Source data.
+===+

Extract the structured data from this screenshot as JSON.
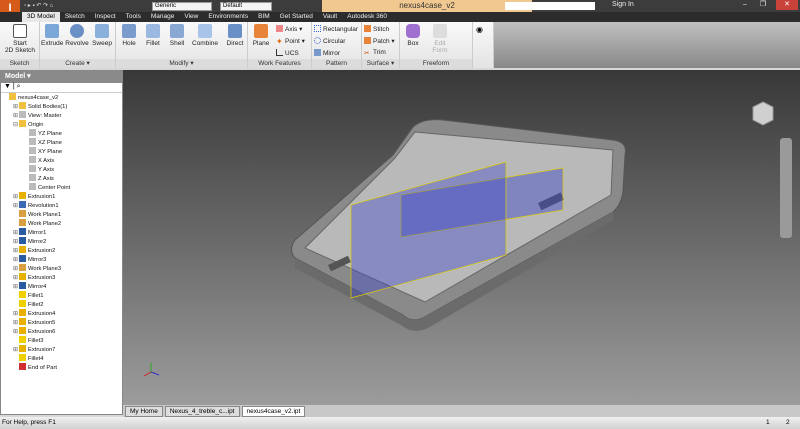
{
  "title_bar": {
    "document": "nexus4case_v2",
    "appearance": "Generic",
    "design_view": "Default",
    "search_placeholder": "",
    "sign_in": "Sign In",
    "logo": "I"
  },
  "tabs": [
    "3D Model",
    "Sketch",
    "Inspect",
    "Tools",
    "Manage",
    "View",
    "Environments",
    "BIM",
    "Get Started",
    "Vault",
    "Autodesk 360"
  ],
  "ribbon": {
    "sketch": {
      "label": "Sketch",
      "start": "Start",
      "start2": "2D Sketch"
    },
    "create": {
      "label": "Create ▾",
      "items": [
        "Extrude",
        "Revolve",
        "Sweep"
      ]
    },
    "modify": {
      "label": "Modify ▾",
      "items": [
        "Hole",
        "Fillet",
        "Shell",
        "Combine",
        "Direct"
      ]
    },
    "work_features": {
      "label": "Work Features",
      "plane": "Plane",
      "axis": "Axis ▾",
      "point": "Point ▾",
      "ucs": "UCS"
    },
    "pattern": {
      "label": "Pattern",
      "items": [
        "Rectangular",
        "Circular",
        "Mirror"
      ]
    },
    "surface": {
      "label": "Surface ▾",
      "items": [
        "Stitch",
        "Patch ▾",
        "Trim"
      ]
    },
    "freeform": {
      "label": "Freeform",
      "box": "Box",
      "edit": "Edit",
      "form": "Form"
    }
  },
  "browser": {
    "title": "Model ▾",
    "items": [
      {
        "label": "nexus4case_v2",
        "level": 0,
        "exp": ""
      },
      {
        "label": "Solid Bodies(1)",
        "level": 1,
        "exp": "+"
      },
      {
        "label": "View: Master",
        "level": 1,
        "exp": "+"
      },
      {
        "label": "Origin",
        "level": 1,
        "exp": "-"
      },
      {
        "label": "YZ Plane",
        "level": 2,
        "exp": ""
      },
      {
        "label": "XZ Plane",
        "level": 2,
        "exp": ""
      },
      {
        "label": "XY Plane",
        "level": 2,
        "exp": ""
      },
      {
        "label": "X Axis",
        "level": 2,
        "exp": ""
      },
      {
        "label": "Y Axis",
        "level": 2,
        "exp": ""
      },
      {
        "label": "Z Axis",
        "level": 2,
        "exp": ""
      },
      {
        "label": "Center Point",
        "level": 2,
        "exp": ""
      },
      {
        "label": "Extrusion1",
        "level": 1,
        "exp": "+"
      },
      {
        "label": "Revolution1",
        "level": 1,
        "exp": "+"
      },
      {
        "label": "Work Plane1",
        "level": 1,
        "exp": ""
      },
      {
        "label": "Work Plane2",
        "level": 1,
        "exp": ""
      },
      {
        "label": "Mirror1",
        "level": 1,
        "exp": "+"
      },
      {
        "label": "Mirror2",
        "level": 1,
        "exp": "+"
      },
      {
        "label": "Extrusion2",
        "level": 1,
        "exp": "+"
      },
      {
        "label": "Mirror3",
        "level": 1,
        "exp": "+"
      },
      {
        "label": "Work Plane3",
        "level": 1,
        "exp": "+"
      },
      {
        "label": "Extrusion3",
        "level": 1,
        "exp": "+"
      },
      {
        "label": "Mirror4",
        "level": 1,
        "exp": "+"
      },
      {
        "label": "Fillet1",
        "level": 1,
        "exp": ""
      },
      {
        "label": "Fillet2",
        "level": 1,
        "exp": ""
      },
      {
        "label": "Extrusion4",
        "level": 1,
        "exp": "+"
      },
      {
        "label": "Extrusion5",
        "level": 1,
        "exp": "+"
      },
      {
        "label": "Extrusion6",
        "level": 1,
        "exp": "+"
      },
      {
        "label": "Fillet3",
        "level": 1,
        "exp": ""
      },
      {
        "label": "Extrusion7",
        "level": 1,
        "exp": "+"
      },
      {
        "label": "Fillet4",
        "level": 1,
        "exp": ""
      },
      {
        "label": "End of Part",
        "level": 1,
        "exp": ""
      }
    ]
  },
  "doc_tabs": [
    "My Home",
    "Nexus_4_treble_c...ipt",
    "nexus4case_v2.ipt"
  ],
  "status": {
    "help": "For Help, press F1",
    "n1": "1",
    "n2": "2"
  }
}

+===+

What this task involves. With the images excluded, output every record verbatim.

Response for this exercise.
Extract the structured data from this screenshot as JSON.
{
  "title_bar": {
    "document": "nexus4case_v2",
    "appearance": "Generic",
    "design_view": "Default",
    "search_placeholder": "",
    "sign_in": "Sign In",
    "logo": "I"
  },
  "tabs": [
    "3D Model",
    "Sketch",
    "Inspect",
    "Tools",
    "Manage",
    "View",
    "Environments",
    "BIM",
    "Get Started",
    "Vault",
    "Autodesk 360"
  ],
  "ribbon": {
    "sketch": {
      "label": "Sketch",
      "start": "Start",
      "start2": "2D Sketch"
    },
    "create": {
      "label": "Create ▾",
      "items": [
        "Extrude",
        "Revolve",
        "Sweep"
      ]
    },
    "modify": {
      "label": "Modify ▾",
      "items": [
        "Hole",
        "Fillet",
        "Shell",
        "Combine",
        "Direct"
      ]
    },
    "work_features": {
      "label": "Work Features",
      "plane": "Plane",
      "axis": "Axis ▾",
      "point": "Point ▾",
      "ucs": "UCS"
    },
    "pattern": {
      "label": "Pattern",
      "items": [
        "Rectangular",
        "Circular",
        "Mirror"
      ]
    },
    "surface": {
      "label": "Surface ▾",
      "items": [
        "Stitch",
        "Patch ▾",
        "Trim"
      ]
    },
    "freeform": {
      "label": "Freeform",
      "box": "Box",
      "edit": "Edit",
      "form": "Form"
    }
  },
  "browser": {
    "title": "Model ▾",
    "items": [
      {
        "label": "nexus4case_v2",
        "level": 0,
        "exp": ""
      },
      {
        "label": "Solid Bodies(1)",
        "level": 1,
        "exp": "+"
      },
      {
        "label": "View: Master",
        "level": 1,
        "exp": "+"
      },
      {
        "label": "Origin",
        "level": 1,
        "exp": "-"
      },
      {
        "label": "YZ Plane",
        "level": 2,
        "exp": ""
      },
      {
        "label": "XZ Plane",
        "level": 2,
        "exp": ""
      },
      {
        "label": "XY Plane",
        "level": 2,
        "exp": ""
      },
      {
        "label": "X Axis",
        "level": 2,
        "exp": ""
      },
      {
        "label": "Y Axis",
        "level": 2,
        "exp": ""
      },
      {
        "label": "Z Axis",
        "level": 2,
        "exp": ""
      },
      {
        "label": "Center Point",
        "level": 2,
        "exp": ""
      },
      {
        "label": "Extrusion1",
        "level": 1,
        "exp": "+"
      },
      {
        "label": "Revolution1",
        "level": 1,
        "exp": "+"
      },
      {
        "label": "Work Plane1",
        "level": 1,
        "exp": ""
      },
      {
        "label": "Work Plane2",
        "level": 1,
        "exp": ""
      },
      {
        "label": "Mirror1",
        "level": 1,
        "exp": "+"
      },
      {
        "label": "Mirror2",
        "level": 1,
        "exp": "+"
      },
      {
        "label": "Extrusion2",
        "level": 1,
        "exp": "+"
      },
      {
        "label": "Mirror3",
        "level": 1,
        "exp": "+"
      },
      {
        "label": "Work Plane3",
        "level": 1,
        "exp": "+"
      },
      {
        "label": "Extrusion3",
        "level": 1,
        "exp": "+"
      },
      {
        "label": "Mirror4",
        "level": 1,
        "exp": "+"
      },
      {
        "label": "Fillet1",
        "level": 1,
        "exp": ""
      },
      {
        "label": "Fillet2",
        "level": 1,
        "exp": ""
      },
      {
        "label": "Extrusion4",
        "level": 1,
        "exp": "+"
      },
      {
        "label": "Extrusion5",
        "level": 1,
        "exp": "+"
      },
      {
        "label": "Extrusion6",
        "level": 1,
        "exp": "+"
      },
      {
        "label": "Fillet3",
        "level": 1,
        "exp": ""
      },
      {
        "label": "Extrusion7",
        "level": 1,
        "exp": "+"
      },
      {
        "label": "Fillet4",
        "level": 1,
        "exp": ""
      },
      {
        "label": "End of Part",
        "level": 1,
        "exp": ""
      }
    ]
  },
  "doc_tabs": [
    "My Home",
    "Nexus_4_treble_c...ipt",
    "nexus4case_v2.ipt"
  ],
  "status": {
    "help": "For Help, press F1",
    "n1": "1",
    "n2": "2"
  }
}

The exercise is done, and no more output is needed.